I have the blessing to work with those who have a journey fraught with challenges, and I LOVE the work because I have the opportunity to make lives better. To behave poorly as a result of¬†flared¬†emotions¬†is to contribute in a negative way, and I will suffer personally when I choose that route. ¬†The only thing that would make it worse is to also hurt someone else who didn’t deserve it to begin with…and I’d say I don’t really want to decide that someone deserves any of that.

 

Kindness

Cliche but…truth. And a nice reminder.

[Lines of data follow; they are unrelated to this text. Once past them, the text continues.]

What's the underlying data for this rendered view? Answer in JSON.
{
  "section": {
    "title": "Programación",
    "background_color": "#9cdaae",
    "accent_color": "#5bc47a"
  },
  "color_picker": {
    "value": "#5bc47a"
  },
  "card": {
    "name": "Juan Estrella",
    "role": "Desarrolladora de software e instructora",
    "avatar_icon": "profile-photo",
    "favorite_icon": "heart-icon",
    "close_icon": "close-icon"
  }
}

Someone very close to me actually can’t¬†see that well anymore – and it isn’t a result of age. ¬†To be robbed of sight before¬†40 – pronounced legally blind as the result of an undefined virus – feels so criminal. He’s vastly more talented than he’ll ever know as an artist, and yet he will never again be able to create as he once did.¬†

In his world, colors have faded, leaving a bleak landscape flanked only by¬†peripherals of deadened black. Values constantly bleed into one another, making objects difficult to define. ¬†Bright lights, even a subtle glare, render an ever greater “blindness” than the already tunneled, spot-like field of view that remains.

So while I’ve seen this quotation hundreds of times, over many years,¬†it has an even more valuable quality now. . . I saw it. ¬†And I paused with a heavy breath.

Womanista.com

Womanista.com

When¬†has to ask for help because he cannot see whether his food is safely prepared, or because he cannot make out a number that he needs on the computer screen…I feel my heart bleeding. ¬†He takes it in good stride, thankful for the blessings he does have…and in that, are we all reminded yet again…

He once crossed paths with an angry man in the street Рone well under the influence.  Having thought he was being stared down Рnot realizing the man looking at him in fact could not see Рthis man became engaged, aggressive, and approached. But Рperhaps from some subconscious knowing Рhe backed away before becoming violent. . .leaving a nearly-blind man, resigned to being beaten, thankfully (unexpectedly) untouched.

The thing is…you wouldn’t know he cannot see. ¬†He doesn’t walk around with a cane, able to see SOMEthing, and reluctant¬†to give up what freedom he has left. ¬†

You wouldn’t know that the center vision is pristine, but so much else is lost that he is, truly, disabled, and fully unable to see the breadth of what is going on around him. ¬†

When kindness is spoken among all, we include those who may in fact be suffering, though we cannot Рourselves Рnecessarily perceive it.  

The¬†world is a sometimes a violent,¬†cruel, and inhospitable place –¬†we have the ability to¬†offer kindness regardless of circumstance. ¬†To do so – difficult it may feel at times – is a gift we are all capable of giving, and one that might go wildly farther than we¬†dream.¬†

It is easy to forget the blessings we do have, and to take life, and health, for granted.  So I Рfor one Рappreciate seeing familiar words from a newer perspective.  

I appreciate being reminded without the severity that some reminders may come with.  

I appreciate the example of perseverance that those in adversity demonstrate.  

And I appreciate the kindness that people offer. . .because you might cross his path one day too. . .and your kindness will not fall on deaf ears, nor blinded eyes – it will be received with gratitude, and far more of it than you’ll know.

screen-shot-2016-12-28-at-4-35-15-pm

‚̧

“This Armless Woman Can Literally Kick Your Ass” by Sophia Rosenbaum

My heart is brimming over with emotion seeing this story

http://nypost.com and Barcroft photo

http://nypost.com and Barcroft photo

Jessica Cox has accomplished feats too challenging for those withOUT physical disabilities, never mind those that she has had since her birth.  She is Рfor lack of a stronger word Рand absolute inspiration, facing her own fears (of which there are few) with a can-demolish kind of attitude.

http://nypost.com and Barcroft photo

http://nypost.com and Barcroft photo

It never ceases to amaze me that those in my Life (or those I have read about)¬†¬†with the greatest “disabilities” – a word they generally do NOT use, by the way – manage the brightest smiles, the bravest attitudes, and the most positive outlooks. ¬†I feel honored just to hear about what she has done in the face of an adversity that seems insurmountable.

Amazing, Jessica. ¬†‚̧